Component data from apps and pages

---------------

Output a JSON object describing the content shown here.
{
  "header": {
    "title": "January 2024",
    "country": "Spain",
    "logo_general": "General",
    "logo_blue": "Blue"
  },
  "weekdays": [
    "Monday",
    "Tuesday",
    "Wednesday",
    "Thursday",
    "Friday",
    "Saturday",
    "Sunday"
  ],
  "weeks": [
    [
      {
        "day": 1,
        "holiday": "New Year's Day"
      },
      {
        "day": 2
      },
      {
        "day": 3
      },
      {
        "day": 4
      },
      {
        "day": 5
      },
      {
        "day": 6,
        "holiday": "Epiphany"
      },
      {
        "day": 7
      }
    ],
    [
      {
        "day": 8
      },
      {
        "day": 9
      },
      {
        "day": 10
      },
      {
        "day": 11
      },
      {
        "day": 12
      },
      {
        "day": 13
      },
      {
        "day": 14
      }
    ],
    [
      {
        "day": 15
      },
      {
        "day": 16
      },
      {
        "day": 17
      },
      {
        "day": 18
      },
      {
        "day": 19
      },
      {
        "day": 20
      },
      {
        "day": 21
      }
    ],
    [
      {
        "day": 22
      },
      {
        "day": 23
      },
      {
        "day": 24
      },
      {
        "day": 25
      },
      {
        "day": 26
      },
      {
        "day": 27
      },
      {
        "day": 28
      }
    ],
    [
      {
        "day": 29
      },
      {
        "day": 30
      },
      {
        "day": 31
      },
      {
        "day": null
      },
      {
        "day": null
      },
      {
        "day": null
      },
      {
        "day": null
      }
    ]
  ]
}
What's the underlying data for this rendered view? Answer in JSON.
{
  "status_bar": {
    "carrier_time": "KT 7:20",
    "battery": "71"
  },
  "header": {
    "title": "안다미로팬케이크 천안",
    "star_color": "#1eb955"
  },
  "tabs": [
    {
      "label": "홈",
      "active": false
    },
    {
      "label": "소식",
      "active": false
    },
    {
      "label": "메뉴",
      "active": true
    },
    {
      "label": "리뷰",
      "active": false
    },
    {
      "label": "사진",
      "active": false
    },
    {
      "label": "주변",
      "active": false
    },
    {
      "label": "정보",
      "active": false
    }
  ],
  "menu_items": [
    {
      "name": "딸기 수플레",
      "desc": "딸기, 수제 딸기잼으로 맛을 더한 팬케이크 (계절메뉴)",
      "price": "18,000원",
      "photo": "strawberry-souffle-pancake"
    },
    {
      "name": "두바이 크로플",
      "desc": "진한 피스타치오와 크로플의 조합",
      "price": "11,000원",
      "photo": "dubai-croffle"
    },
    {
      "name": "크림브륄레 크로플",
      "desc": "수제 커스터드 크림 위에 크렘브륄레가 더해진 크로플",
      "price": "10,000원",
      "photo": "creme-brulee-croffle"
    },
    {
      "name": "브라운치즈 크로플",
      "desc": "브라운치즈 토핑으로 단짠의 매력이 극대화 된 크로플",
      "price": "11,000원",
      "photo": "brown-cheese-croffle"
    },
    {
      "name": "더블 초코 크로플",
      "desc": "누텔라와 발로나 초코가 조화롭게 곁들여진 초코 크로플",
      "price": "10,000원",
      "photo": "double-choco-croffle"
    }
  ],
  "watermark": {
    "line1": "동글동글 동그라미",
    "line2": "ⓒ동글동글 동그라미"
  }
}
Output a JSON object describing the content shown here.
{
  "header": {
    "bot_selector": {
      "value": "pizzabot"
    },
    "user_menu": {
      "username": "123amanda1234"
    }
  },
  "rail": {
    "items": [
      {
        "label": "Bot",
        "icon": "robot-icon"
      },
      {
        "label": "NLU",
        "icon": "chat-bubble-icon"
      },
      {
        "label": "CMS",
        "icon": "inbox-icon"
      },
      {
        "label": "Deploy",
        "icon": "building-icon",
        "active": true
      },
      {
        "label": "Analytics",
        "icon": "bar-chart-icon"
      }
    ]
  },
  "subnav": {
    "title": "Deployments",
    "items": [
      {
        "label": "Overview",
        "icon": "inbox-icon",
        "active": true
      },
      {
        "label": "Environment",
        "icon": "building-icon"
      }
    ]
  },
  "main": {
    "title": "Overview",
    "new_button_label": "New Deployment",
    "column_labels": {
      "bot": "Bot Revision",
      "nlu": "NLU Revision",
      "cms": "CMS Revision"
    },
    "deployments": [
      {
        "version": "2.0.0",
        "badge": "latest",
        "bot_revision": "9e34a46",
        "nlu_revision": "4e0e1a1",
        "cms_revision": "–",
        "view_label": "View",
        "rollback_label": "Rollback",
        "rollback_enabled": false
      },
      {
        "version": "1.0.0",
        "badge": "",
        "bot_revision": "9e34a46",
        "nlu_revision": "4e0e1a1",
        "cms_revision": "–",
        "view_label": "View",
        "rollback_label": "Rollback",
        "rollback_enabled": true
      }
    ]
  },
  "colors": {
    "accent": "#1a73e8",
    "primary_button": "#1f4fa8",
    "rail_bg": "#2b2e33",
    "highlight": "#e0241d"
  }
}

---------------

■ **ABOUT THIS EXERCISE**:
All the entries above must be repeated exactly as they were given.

■ **OUTPUT OF THE EXERCISE**:
Output a JSON object describing the content shown here.
{
  "header": {
    "title": "January 2024",
    "country": "Spain",
    "logo_general": "General",
    "logo_blue": "Blue"
  },
  "weekdays": [
    "Monday",
    "Tuesday",
    "Wednesday",
    "Thursday",
    "Friday",
    "Saturday",
    "Sunday"
  ],
  "weeks": [
    [
      {
        "day": 1,
        "holiday": "New Year's Day"
      },
      {
        "day": 2
      },
      {
        "day": 3
      },
      {
        "day": 4
      },
      {
        "day": 5
      },
      {
        "day": 6,
        "holiday": "Epiphany"
      },
      {
        "day": 7
      }
    ],
    [
      {
        "day": 8
      },
      {
        "day": 9
      },
      {
        "day": 10
      },
      {
        "day": 11
      },
      {
        "day": 12
      },
      {
        "day": 13
      },
      {
        "day": 14
      }
    ],
    [
      {
        "day": 15
      },
      {
        "day": 16
      },
      {
        "day": 17
      },
      {
        "day": 18
      },
      {
        "day": 19
      },
      {
        "day": 20
      },
      {
        "day": 21
      }
    ],
    [
      {
        "day": 22
      },
      {
        "day": 23
      },
      {
        "day": 24
      },
      {
        "day": 25
      },
      {
        "day": 26
      },
      {
        "day": 27
      },
      {
        "day": 28
      }
    ],
    [
      {
        "day": 29
      },
      {
        "day": 30
      },
      {
        "day": 31
      },
      {
        "day": null
      },
      {
        "day": null
      },
      {
        "day": null
      },
      {
        "day": null
      }
    ]
  ]
}
What's the underlying data for this rendered view? Answer in JSON.
{
  "status_bar": {
    "carrier_time": "KT 7:20",
    "battery": "71"
  },
  "header": {
    "title": "안다미로팬케이크 천안",
    "star_color": "#1eb955"
  },
  "tabs": [
    {
      "label": "홈",
      "active": false
    },
    {
      "label": "소식",
      "active": false
    },
    {
      "label": "메뉴",
      "active": true
    },
    {
      "label": "리뷰",
      "active": false
    },
    {
      "label": "사진",
      "active": false
    },
    {
      "label": "주변",
      "active": false
    },
    {
      "label": "정보",
      "active": false
    }
  ],
  "menu_items": [
    {
      "name": "딸기 수플레",
      "desc": "딸기, 수제 딸기잼으로 맛을 더한 팬케이크 (계절메뉴)",
      "price": "18,000원",
      "photo": "strawberry-souffle-pancake"
    },
    {
      "name": "두바이 크로플",
      "desc": "진한 피스타치오와 크로플의 조합",
      "price": "11,000원",
      "photo": "dubai-croffle"
    },
    {
      "name": "크림브륄레 크로플",
      "desc": "수제 커스터드 크림 위에 크렘브륄레가 더해진 크로플",
      "price": "10,000원",
      "photo": "creme-brulee-croffle"
    },
    {
      "name": "브라운치즈 크로플",
      "desc": "브라운치즈 토핑으로 단짠의 매력이 극대화 된 크로플",
      "price": "11,000원",
      "photo": "brown-cheese-croffle"
    },
    {
      "name": "더블 초코 크로플",
      "desc": "누텔라와 발로나 초코가 조화롭게 곁들여진 초코 크로플",
      "price": "10,000원",
      "photo": "double-choco-croffle"
    }
  ],
  "watermark": {
    "line1": "동글동글 동그라미",
    "line2": "ⓒ동글동글 동그라미"
  }
}
Output a JSON object describing the content shown here.
{
  "header": {
    "bot_selector": {
      "value": "pizzabot"
    },
    "user_menu": {
      "username": "123amanda1234"
    }
  },
  "rail": {
    "items": [
      {
        "label": "Bot",
        "icon": "robot-icon"
      },
      {
        "label": "NLU",
        "icon": "chat-bubble-icon"
      },
      {
        "label": "CMS",
        "icon": "inbox-icon"
      },
      {
        "label": "Deploy",
        "icon": "building-icon",
        "active": true
      },
      {
        "label": "Analytics",
        "icon": "bar-chart-icon"
      }
    ]
  },
  "subnav": {
    "title": "Deployments",
    "items": [
      {
        "label": "Overview",
        "icon": "inbox-icon",
        "active": true
      },
      {
        "label": "Environment",
        "icon": "building-icon"
      }
    ]
  },
  "main": {
    "title": "Overview",
    "new_button_label": "New Deployment",
    "column_labels": {
      "bot": "Bot Revision",
      "nlu": "NLU Revision",
      "cms": "CMS Revision"
    },
    "deployments": [
      {
        "version": "2.0.0",
        "badge": "latest",
        "bot_revision": "9e34a46",
        "nlu_revision": "4e0e1a1",
        "cms_revision": "–",
        "view_label": "View",
        "rollback_label": "Rollback",
        "rollback_enabled": false
      },
      {
        "version": "1.0.0",
        "badge": "",
        "bot_revision": "9e34a46",
        "nlu_revision": "4e0e1a1",
        "cms_revision": "–",
        "view_label": "View",
        "rollback_label": "Rollback",
        "rollback_enabled": true
      }
    ]
  },
  "colors": {
    "accent": "#1a73e8",
    "primary_button": "#1f4fa8",
    "rail_bg": "#2b2e33",
    "highlight": "#e0241d"
  }
}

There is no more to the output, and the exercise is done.